A local group, Gaping Lane Historic Gardens Association, successfully applied to have them Registered as a Community Asset. They invited  HGT to work with them to put the case for community garden use – as at Hill Close Gardens in Warwick – and  to save these gardens, NOT allotments, from the bulldozers. 75% of the gardens have already been gobbled up by Samuel Lucas School and its playing fields.


More details of Detached Gardens and the Park Piece (now Gaping Lane) ones can be found via the links below and details on the Hill Close Gardens here http://hillclosegardens.com/



Detached Gardens


Gaping Lane Detached Gardens


Statement of Signficance for Gaping Lane Detached Gardens

Panshanger Park needs you!

Panshanger Park needs you!

Stop Tarmac Destroying Repton’s Broadwater. Please Act Now.

Humphry Repton advised the 5th Earl Cowper on the design of his new Panshanger Park in 1799. The tree-covered valley sides and the sinuous Broadwater that winds its way through the western end of today’s park are the result of Repton’s vision for the park, set out in his Red Book for Panshanger which is now in the Hertfordshire Archives at County Hall. His plan (below) shows how the little river Mimram was to be diverted to the north side of the valley below the house and in the autumn of 1799 sixty labourers were hard at work digging
out the base of the new Broadwater to create a much wider river meandering through the meadow on the valley floor.

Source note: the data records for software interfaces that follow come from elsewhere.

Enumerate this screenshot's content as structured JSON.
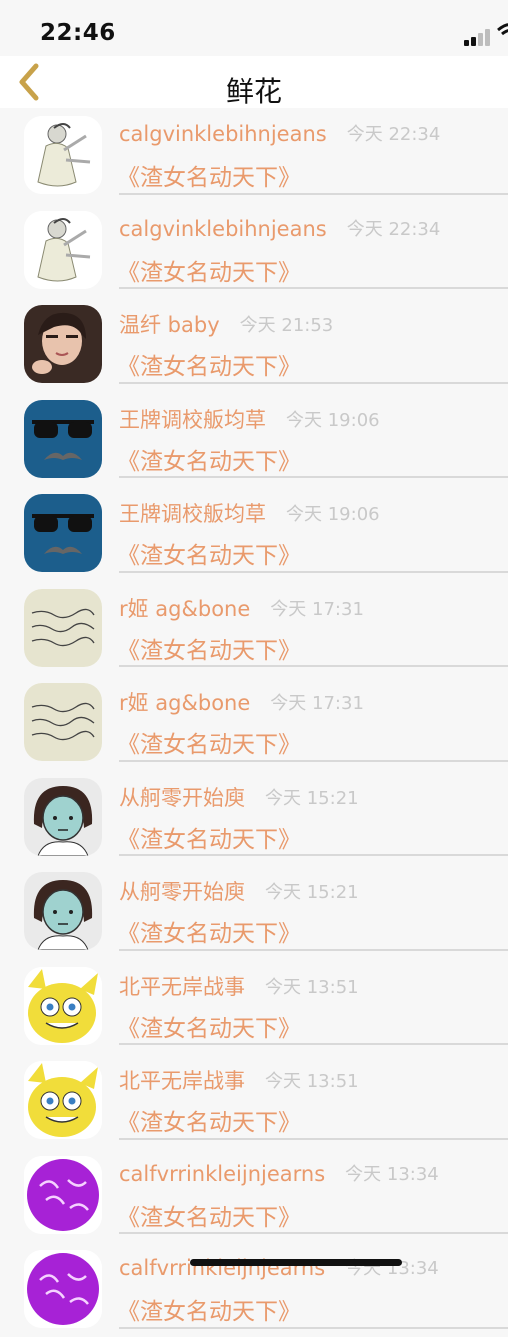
{
  "status_bar": {
    "time": "22:46"
  },
  "header": {
    "back_icon": "chevron-left-icon",
    "title": "鲜花"
  },
  "colors": {
    "accent": "#e99a6c",
    "time_text": "#c9c9c9",
    "divider": "#d9d9d9",
    "background": "#f7f7f7"
  },
  "items": [
    {
      "name": "calgvinklebihnjeans",
      "time": "今天 22:34",
      "subtitle": "《渣女名动天下》",
      "avatar": "cartoon-character-avatar"
    },
    {
      "name": "calgvinklebihnjeans",
      "time": "今天 22:34",
      "subtitle": "《渣女名动天下》",
      "avatar": "cartoon-character-avatar"
    },
    {
      "name": "温纤 baby",
      "time": "今天 21:53",
      "subtitle": "《渣女名动天下》",
      "avatar": "photo-avatar"
    },
    {
      "name": "王牌调校舨均草",
      "time": "今天 19:06",
      "subtitle": "《渣女名动天下》",
      "avatar": "sunglasses-mustache-avatar"
    },
    {
      "name": "王牌调校舨均草",
      "time": "今天 19:06",
      "subtitle": "《渣女名动天下》",
      "avatar": "sunglasses-mustache-avatar"
    },
    {
      "name": "r姬 ag&bone",
      "time": "今天 17:31",
      "subtitle": "《渣女名动天下》",
      "avatar": "handwriting-note-avatar"
    },
    {
      "name": "r姬 ag&bone",
      "time": "今天 17:31",
      "subtitle": "《渣女名动天下》",
      "avatar": "handwriting-note-avatar"
    },
    {
      "name": "从舸零开始庾",
      "time": "今天 15:21",
      "subtitle": "《渣女名动天下》",
      "avatar": "cartoon-girl-avatar"
    },
    {
      "name": "从舸零开始庾",
      "time": "今天 15:21",
      "subtitle": "《渣女名动天下》",
      "avatar": "cartoon-girl-avatar"
    },
    {
      "name": "北平无岸战事",
      "time": "今天 13:51",
      "subtitle": "《渣女名动天下》",
      "avatar": "yellow-cartoon-avatar"
    },
    {
      "name": "北平无岸战事",
      "time": "今天 13:51",
      "subtitle": "《渣女名动天下》",
      "avatar": "yellow-cartoon-avatar"
    },
    {
      "name": "calfvrrinkleijnjearns",
      "time": "今天 13:34",
      "subtitle": "《渣女名动天下》",
      "avatar": "purple-calligraphy-avatar"
    },
    {
      "name": "calfvrrinkleijnjearns",
      "time": "今天 13:34",
      "subtitle": "《渣女名动天下》",
      "avatar": "purple-calligraphy-avatar"
    }
  ]
}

Immediately below Panshanger House (the red square marked C on his plan) Repton planned an island to hide the weir which separated the upper and lower reaches of his Broadwater. The island and weir are still there today. Repton described the view to the East with ‘the water going off in a long strait reach to a considerable distance, which is contrasted by the view towards the West where the great bend of the water is the leading feature’.

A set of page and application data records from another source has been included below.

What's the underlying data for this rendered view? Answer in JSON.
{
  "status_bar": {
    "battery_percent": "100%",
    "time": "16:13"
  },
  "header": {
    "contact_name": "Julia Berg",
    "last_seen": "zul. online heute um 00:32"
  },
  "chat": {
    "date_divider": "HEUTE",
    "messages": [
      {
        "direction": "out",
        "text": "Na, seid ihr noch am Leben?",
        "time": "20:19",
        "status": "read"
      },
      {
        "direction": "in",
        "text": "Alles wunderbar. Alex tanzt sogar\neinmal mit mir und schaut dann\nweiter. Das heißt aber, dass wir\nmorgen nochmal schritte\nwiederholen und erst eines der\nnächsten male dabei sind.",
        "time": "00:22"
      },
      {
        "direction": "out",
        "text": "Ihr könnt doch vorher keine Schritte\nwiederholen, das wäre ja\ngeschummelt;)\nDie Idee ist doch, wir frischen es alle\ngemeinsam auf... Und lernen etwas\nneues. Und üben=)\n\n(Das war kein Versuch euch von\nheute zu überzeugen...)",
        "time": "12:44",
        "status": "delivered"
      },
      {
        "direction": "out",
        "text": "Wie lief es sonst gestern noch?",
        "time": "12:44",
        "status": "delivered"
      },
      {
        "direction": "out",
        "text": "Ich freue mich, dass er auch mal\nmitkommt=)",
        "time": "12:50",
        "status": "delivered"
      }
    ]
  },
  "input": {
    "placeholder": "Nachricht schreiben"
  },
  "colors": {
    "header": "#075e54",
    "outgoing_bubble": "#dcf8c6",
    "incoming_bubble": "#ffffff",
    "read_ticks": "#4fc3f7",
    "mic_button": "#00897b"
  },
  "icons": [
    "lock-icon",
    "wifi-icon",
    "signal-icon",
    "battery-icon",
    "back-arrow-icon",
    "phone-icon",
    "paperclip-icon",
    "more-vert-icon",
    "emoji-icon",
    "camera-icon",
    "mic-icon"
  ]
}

This next painting is Repton’s vision of the view across the ‘great bend of the water’ from the south side of the valley towards his proposed new mansion.

The above plan and this painting are taken from Repton’s Red Book for Panshangar [HALS DE/P/P21]

Tarmac and its predecessors have been extracting gravel from Panshanger Park for many years with permissions granted initially in the 1960s, then updated in the 1980s and, most recently, in 2003. The importance of the park as a beautiful landscape designed by Humphry Repton was recognised by English Heritage (now Historic England) in 1987 who awarded it Grade II* status for its ‘exceptional national historic interest’. This should have led to greater protection of the Repton design, but shamefully it did not.

This aerial photograph shows the large expanses of water that have been created in the valley as gravel has been extracted over recent years. Repton’s Broadwater at the western end of the park has been retained more or less intact but now Tarmac proposes to destroy the lower Broadwater by breaching the narrow strip of land between it and the lagoon they have already created to the south.Is it really worth destroying part of our national heritage in order to extract a few more tons of gravel?

The Hertfordshire Gardens Trust thinks not and is campaigning hard to protect what remains of Repton’s vision. Please join us and send your views to the Tarmac Estates Manager at mike.pendock@tarmac.com.

Progress at Panshangar

Tarmac issued a statement in January 2017 stating that their ‘key aim is to ensure that we maintain and conserve the historic Repton landscape’.

In 2016 the HGT instigated a campaign to save the Lower Broadwater – a key feature of the landscape designed by Humphry Repton in Panshanger Park near Hertford. An overwhelming response – from local people to national heritage bodies – caused Tarmac to first pause and then change their excavation plans. A key factor in their decision was the discovery – in the Panshanger estate accounts in the Hertfordshire Archives at County Hall – that Repton himself was on site in September 1800 to supervise the final levelling of the ground around the new lake.